High School Graduation Rates Up, Some Students Still Behind
By Bria Purdiman
May marks the anniversary of the landmark Brown vs. Board of Education Supreme Court ruling, which outlawed “separate but equal” policies in public schools. But, 60 years later there are still concerns over equal opportunities for all students.
High school graduation rates in Illinois are higher than the national average of 80 percent. However, in both Illinois and the nation, graduation rates for low-income and minority students are significantly lower. That’s according to a recent report by the non-profit group, America’s Promise Alliance.
University of Illinois Education professor, Lorenzo Baber said students need more support in the classroom.
He said there should be more teachers that better understand the experiences of low-income and minority students.
“Those things that I think are a reflection of students’ struggles and frustrations with being placed into a box, and not being able to express their culture, and when they express their culture it’s viewed as outside the norm, or not valued at the institution,” Baber said.
At the Champaign Unit 4 School District, African American and low-income students are graduating at rates higher than the state average, but are still lagging behind their peers.

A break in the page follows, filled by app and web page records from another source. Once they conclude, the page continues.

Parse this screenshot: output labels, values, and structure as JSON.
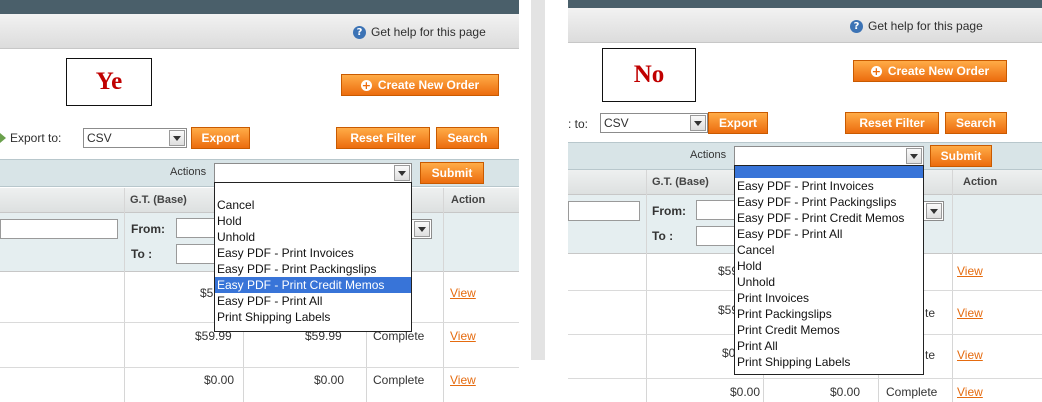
{
  "left": {
    "help_text": "Get help for this page",
    "label": "Ye",
    "create_order": "Create New Order",
    "export_label": "Export to:",
    "export_format": "CSV",
    "export_button": "Export",
    "reset_filter": "Reset Filter",
    "search": "Search",
    "actions_label": "Actions",
    "submit": "Submit",
    "columns": {
      "gt_base": "G.T. (Base)",
      "action": "Action"
    },
    "filter": {
      "from": "From:",
      "to": "To :"
    },
    "dropdown_options": [
      "Cancel",
      "Hold",
      "Unhold",
      "Easy PDF - Print Invoices",
      "Easy PDF - Print Packingslips",
      "Easy PDF - Print Credit Memos",
      "Easy PDF - Print All",
      "Print Shipping Labels"
    ],
    "selected_option": "Easy PDF - Print Credit Memos",
    "rows": [
      {
        "gt_base_partial": "$59",
        "view": "View"
      },
      {
        "gt_base": "$59.99",
        "gt_purchased": "$59.99",
        "status": "Complete",
        "view": "View"
      },
      {
        "gt_base": "$0.00",
        "gt_purchased": "$0.00",
        "status": "Complete",
        "view": "View"
      }
    ]
  },
  "right": {
    "help_text": "Get help for this page",
    "label": "No",
    "create_order": "Create New Order",
    "export_label": ": to:",
    "export_format": "CSV",
    "export_button": "Export",
    "reset_filter": "Reset Filter",
    "search": "Search",
    "actions_label": "Actions",
    "submit": "Submit",
    "columns": {
      "gt_base": "G.T. (Base)",
      "action": "Action"
    },
    "filter": {
      "from": "From:",
      "to": "To :"
    },
    "dropdown_options": [
      "Easy PDF - Print Invoices",
      "Easy PDF - Print Packingslips",
      "Easy PDF - Print Credit Memos",
      "Easy PDF - Print All",
      "Cancel",
      "Hold",
      "Unhold",
      "Print Invoices",
      "Print Packingslips",
      "Print Credit Memos",
      "Print All",
      "Print Shipping Labels"
    ],
    "rows": [
      {
        "gt_base_partial": "$59",
        "view": "View"
      },
      {
        "gt_base_partial": "$59",
        "status_partial": "te",
        "view": "View"
      },
      {
        "gt_base_partial": "$0",
        "status_partial": "te",
        "view": "View"
      },
      {
        "gt_base": "$0.00",
        "gt_purchased": "$0.00",
        "status": "Complete",
        "view": "View"
      }
    ]
  },
  "colors": {
    "accent": "#ec6c0e",
    "link": "#e56b0f",
    "label_red": "#c00000",
    "selected": "#3874d8"
  }
}
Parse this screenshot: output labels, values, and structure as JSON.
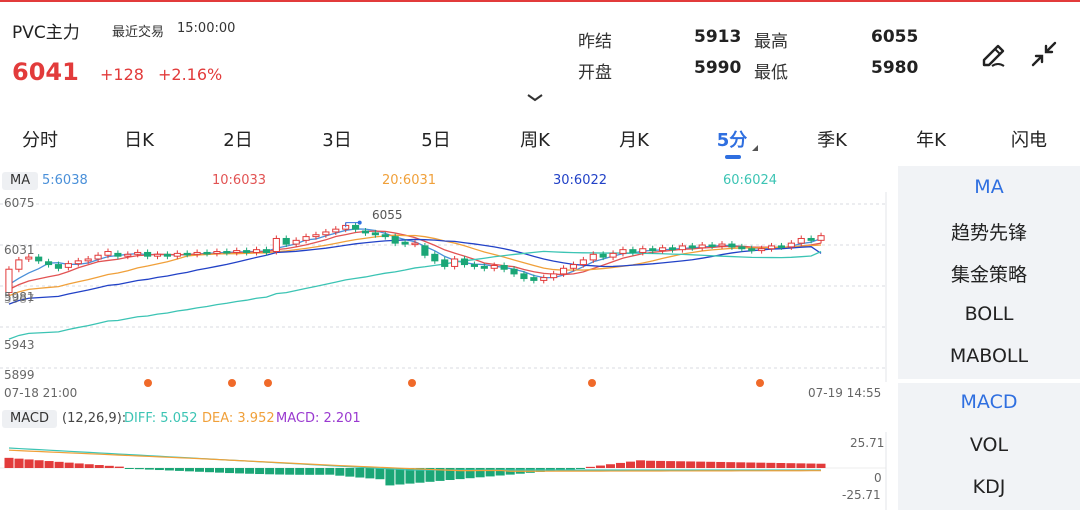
{
  "header": {
    "symbol": "PVC主力",
    "last_trade_label": "最近交易",
    "last_trade_time": "15:00:00",
    "price": "6041",
    "change": "+128",
    "change_pct": "+2.16%",
    "stats": [
      {
        "label": "昨结",
        "value": "5913"
      },
      {
        "label": "最高",
        "value": "6055"
      },
      {
        "label": "开盘",
        "value": "5990"
      },
      {
        "label": "最低",
        "value": "5980"
      }
    ],
    "icons": {
      "draw": "draw-pen-icon",
      "collapse": "collapse-icon",
      "expand": "chevron-down-icon"
    }
  },
  "tabs": [
    {
      "label": "分时"
    },
    {
      "label": "日K"
    },
    {
      "label": "2日"
    },
    {
      "label": "3日"
    },
    {
      "label": "5日"
    },
    {
      "label": "周K"
    },
    {
      "label": "月K"
    },
    {
      "label": "5分"
    },
    {
      "label": "季K"
    },
    {
      "label": "年K"
    },
    {
      "label": "闪电"
    }
  ],
  "active_tab": "5分",
  "ma": {
    "badge": "MA",
    "values": [
      {
        "text": "5:6038",
        "color": "#4a90d9"
      },
      {
        "text": "10:6033",
        "color": "#e25353"
      },
      {
        "text": "20:6031",
        "color": "#f0a03a"
      },
      {
        "text": "30:6022",
        "color": "#2242c7"
      },
      {
        "text": "60:6024",
        "color": "#3cc4b4"
      }
    ]
  },
  "price_axis": {
    "labels": [
      "6075",
      "6031",
      "5981",
      "5943",
      "5899"
    ],
    "overlap_label": "5987",
    "high_marker": "6055"
  },
  "time_axis": {
    "start": "07-18 21:00",
    "end": "07-19 14:55"
  },
  "macd": {
    "badge": "MACD",
    "params": "(12,26,9):",
    "diff": "DIFF: 5.052",
    "dea": "DEA: 3.952",
    "macd": "MACD: 2.201",
    "colors": {
      "diff": "#3cc4b4",
      "dea": "#f0a03a",
      "macd": "#9a3ad0"
    },
    "axis": [
      "25.71",
      "0",
      "-25.71"
    ]
  },
  "side_menu": {
    "items": [
      "MA",
      "趋势先锋",
      "集金策略",
      "BOLL",
      "MABOLL",
      "MACD",
      "VOL",
      "KDJ"
    ],
    "active": [
      "MA",
      "MACD"
    ]
  },
  "colors": {
    "up": "#e23b3b",
    "down": "#1aa676",
    "accent": "#2f6fe0"
  },
  "chart_data": {
    "type": "line",
    "x_start": "07-18 21:00",
    "x_end": "07-19 14:55",
    "y_ticks": [
      6075,
      6031,
      5987,
      5943,
      5899
    ],
    "ylim": [
      5899,
      6075
    ],
    "high": 6055,
    "candles": [
      {
        "o": 5980,
        "c": 6005
      },
      {
        "o": 6005,
        "c": 6015
      },
      {
        "o": 6016,
        "c": 6018
      },
      {
        "o": 6018,
        "c": 6014
      },
      {
        "o": 6013,
        "c": 6010
      },
      {
        "o": 6010,
        "c": 6006
      },
      {
        "o": 6007,
        "c": 6011
      },
      {
        "o": 6011,
        "c": 6014
      },
      {
        "o": 6014,
        "c": 6016
      },
      {
        "o": 6016,
        "c": 6020
      },
      {
        "o": 6020,
        "c": 6024
      },
      {
        "o": 6022,
        "c": 6019
      },
      {
        "o": 6019,
        "c": 6021
      },
      {
        "o": 6021,
        "c": 6023
      },
      {
        "o": 6023,
        "c": 6019
      },
      {
        "o": 6019,
        "c": 6021
      },
      {
        "o": 6021,
        "c": 6019
      },
      {
        "o": 6019,
        "c": 6022
      },
      {
        "o": 6022,
        "c": 6021
      },
      {
        "o": 6021,
        "c": 6023
      },
      {
        "o": 6023,
        "c": 6022
      },
      {
        "o": 6022,
        "c": 6024
      },
      {
        "o": 6024,
        "c": 6023
      },
      {
        "o": 6023,
        "c": 6025
      },
      {
        "o": 6025,
        "c": 6023
      },
      {
        "o": 6023,
        "c": 6026
      },
      {
        "o": 6026,
        "c": 6023
      },
      {
        "o": 6024,
        "c": 6038
      },
      {
        "o": 6038,
        "c": 6032
      },
      {
        "o": 6032,
        "c": 6036
      },
      {
        "o": 6036,
        "c": 6040
      },
      {
        "o": 6040,
        "c": 6042
      },
      {
        "o": 6042,
        "c": 6045
      },
      {
        "o": 6045,
        "c": 6048
      },
      {
        "o": 6048,
        "c": 6052
      },
      {
        "o": 6052,
        "c": 6048
      },
      {
        "o": 6046,
        "c": 6044
      },
      {
        "o": 6044,
        "c": 6042
      },
      {
        "o": 6042,
        "c": 6040
      },
      {
        "o": 6040,
        "c": 6033
      },
      {
        "o": 6034,
        "c": 6032
      },
      {
        "o": 6032,
        "c": 6033
      },
      {
        "o": 6030,
        "c": 6020
      },
      {
        "o": 6021,
        "c": 6014
      },
      {
        "o": 6015,
        "c": 6008
      },
      {
        "o": 6008,
        "c": 6016
      },
      {
        "o": 6016,
        "c": 6010
      },
      {
        "o": 6010,
        "c": 6008
      },
      {
        "o": 6008,
        "c": 6006
      },
      {
        "o": 6006,
        "c": 6009
      },
      {
        "o": 6009,
        "c": 6005
      },
      {
        "o": 6005,
        "c": 6000
      },
      {
        "o": 6000,
        "c": 5995
      },
      {
        "o": 5996,
        "c": 5993
      },
      {
        "o": 5993,
        "c": 5996
      },
      {
        "o": 5996,
        "c": 6000
      },
      {
        "o": 6000,
        "c": 6006
      },
      {
        "o": 6006,
        "c": 6010
      },
      {
        "o": 6010,
        "c": 6015
      },
      {
        "o": 6015,
        "c": 6021
      },
      {
        "o": 6021,
        "c": 6018
      },
      {
        "o": 6018,
        "c": 6022
      },
      {
        "o": 6022,
        "c": 6026
      },
      {
        "o": 6026,
        "c": 6023
      },
      {
        "o": 6023,
        "c": 6027
      },
      {
        "o": 6027,
        "c": 6025
      },
      {
        "o": 6025,
        "c": 6028
      },
      {
        "o": 6028,
        "c": 6026
      },
      {
        "o": 6026,
        "c": 6030
      },
      {
        "o": 6030,
        "c": 6028
      },
      {
        "o": 6028,
        "c": 6031
      },
      {
        "o": 6031,
        "c": 6030
      },
      {
        "o": 6030,
        "c": 6032
      },
      {
        "o": 6032,
        "c": 6029
      },
      {
        "o": 6029,
        "c": 6027
      },
      {
        "o": 6027,
        "c": 6025
      },
      {
        "o": 6025,
        "c": 6027
      },
      {
        "o": 6027,
        "c": 6030
      },
      {
        "o": 6030,
        "c": 6029
      },
      {
        "o": 6029,
        "c": 6033
      },
      {
        "o": 6033,
        "c": 6038
      },
      {
        "o": 6038,
        "c": 6036
      },
      {
        "o": 6036,
        "c": 6041
      }
    ],
    "ma_series": [
      {
        "name": "5",
        "color": "#4a90d9",
        "start": 5983,
        "end": 6038
      },
      {
        "name": "10",
        "color": "#e25353",
        "start": 5976,
        "end": 6033
      },
      {
        "name": "20",
        "color": "#f0a03a",
        "start": 5967,
        "end": 6031
      },
      {
        "name": "30",
        "color": "#2242c7",
        "start": 5955,
        "end": 6022
      },
      {
        "name": "60",
        "color": "#3cc4b4",
        "start": 5905,
        "end": 6024
      }
    ],
    "event_markers": 6
  }
}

Baber said if these trends aren’t properly addressed by educators, they can follow students into college.